And the saddest thing, the Seer in Morgan knew, was that the sister was right. Not that it was Morgan’s fault that everything had gone wrong. Not even that she was the only one who could set it right. But that she was the only one who cared enough for Morgause, Morgause as she truly was, in order to try.
But the Seer would not let Morgan dwell too much on Morgause, except in anger. The Seer knew that Morgause was past help. No, what of the other victim of Morgause’s plans – what of Arthur?
Morgan buried her head in her hands. Sweet Mother, what am I to do about Arthur?
A shadow crossed over her—Morgan jumped—she turned around, to see Merlin standing behind her, back from his trip to the North.
He smiled at her, that gentle, quiet smile that he always smiled when he saw. As if, every time their paths crossed, he was truly happy to see her. But his smile disappeared almost instantly, and Morgan almost thought, for a moment, that he knew what had transpired at Carleon in his absence.
But he did not know that; his words proved that. “Goodness, Morgan, you look—forgive me for putting it like this—but you look awful. What is the matter?”
In the month and more since Morgause had trapped Arthur in her web, Morgan had not wanted to weep. Not once. Oh, she had wanted to scream, to rage, to throw things and shriek abuse at her sister. But not to weep.
Seeing Merlin, though—so concerned, so sympathetic, so utterly clueless that Morgan had been unable to prevent that very tragedy that Fate, if not he himself, had sent her here to stop—that very nearly opened the floodgates.

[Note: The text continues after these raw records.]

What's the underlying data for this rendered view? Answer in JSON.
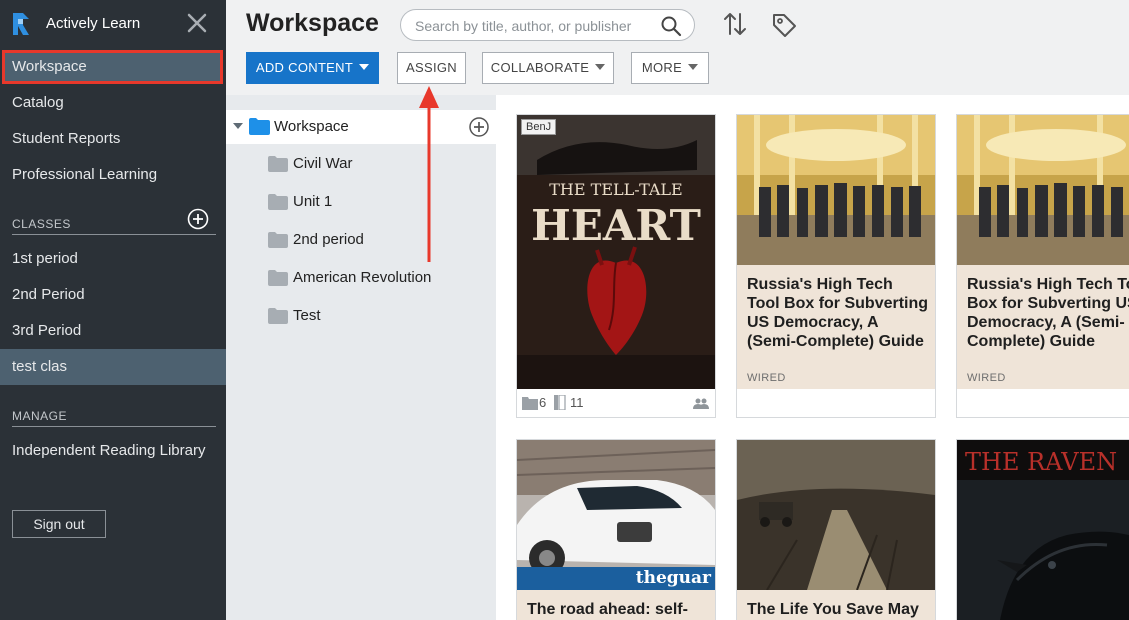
{
  "app": {
    "name": "Actively Learn"
  },
  "sidebar": {
    "nav": [
      {
        "label": "Workspace"
      },
      {
        "label": "Catalog"
      },
      {
        "label": "Student Reports"
      },
      {
        "label": "Professional Learning"
      }
    ],
    "classes_label": "CLASSES",
    "classes": [
      {
        "label": "1st period"
      },
      {
        "label": "2nd Period"
      },
      {
        "label": "3rd Period"
      },
      {
        "label": "test clas"
      }
    ],
    "manage_label": "MANAGE",
    "manage": [
      {
        "label": "Independent Reading Library"
      }
    ],
    "signout_label": "Sign out"
  },
  "header": {
    "title": "Workspace",
    "search_placeholder": "Search by title, author, or publisher",
    "buttons": {
      "add_content": "ADD CONTENT",
      "assign": "ASSIGN",
      "collaborate": "COLLABORATE",
      "more": "MORE"
    }
  },
  "tree": {
    "root": "Workspace",
    "folders": [
      {
        "label": "Civil War"
      },
      {
        "label": "Unit 1"
      },
      {
        "label": "2nd period"
      },
      {
        "label": "American Revolution"
      },
      {
        "label": "Test"
      }
    ]
  },
  "cards": [
    {
      "badge": "BenJ",
      "cover_line1": "THE TELL-TALE",
      "cover_line2": "HEART",
      "folders_count": "6",
      "pages_count": "11"
    },
    {
      "title": "Russia's High Tech Tool Box for Subverting US Democracy, A (Semi-Complete) Guide",
      "source": "WIRED"
    },
    {
      "title": "Russia's High Tech Tool Box for Subverting US Democracy, A (Semi-Complete) Guide",
      "source": "WIRED"
    },
    {
      "title": "The road ahead: self-",
      "watermark": "theguar"
    },
    {
      "title": "The Life You Save May"
    },
    {
      "cover_text": "THE RAVEN"
    }
  ],
  "colors": {
    "sidebar_bg": "#2b3137",
    "sidebar_active": "#4d6170",
    "accent_blue": "#1774c9",
    "folder_blue": "#1e90e8",
    "highlight_red": "#e8382b",
    "card_title_bg": "#efe4d8"
  }
}
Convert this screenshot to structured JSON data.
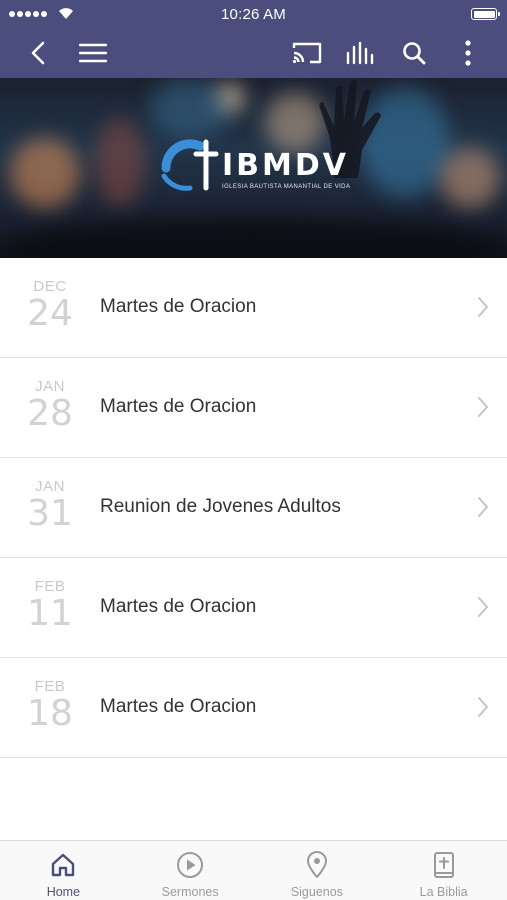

“Morgan?” he asked again, coming forward. He put a fatherly arm around her shoulders. “Morgan, are you well? Should I send for a doctor?”
A doctor? No, no simple physic could cure this—
A pair of shadows danced over her—Morgan looked up, her heart in her throat, only to see a pair of crows disporting themselves on the breeze.
“Do you remember, Merlin,” Morgan asked, her voice growing stronger, “how you once told me that Arthur’s reign would be one to bring light and life to our island – and how I told you that there would be shadow as well?”
Merlin started. “Do I remember?” He laughed. “My dear, I am surprised that you remember! You were so young!” But soon all mirth faded. “Is there a reason why you mention this now, Morgan?”
One of the crows made a pass between them and the sun, throwing its outline, huge and in sharp relief, onto the parapet before them. Slowly, the crow crossed the length of the castle, its shadow dancing over tower, wall and bailey.
Morgan swallowed, her eyes not leaving the crow’s shape. “I believe, my lord, that the shadow is now upon us.”
Merlin’s eyes followed hers. “So it is.” She had no doubt that he meant more than the harmless crow’s shadow. “But look, Morgan.” He pointed to the bright blue bowl of the sky, at the sun that had been, after all, unimpeded enough to cast the crow’s shadow all the way to them. “The day is still bright, and sunny, and warm. It will be a long day, and a good one.”
Morgan looked – and saw more than the simple literalism of his words. “You are right, Merlin.” She chuckled, and for the first time in this long month, a smile came to her face. “For once and for always, you are right.”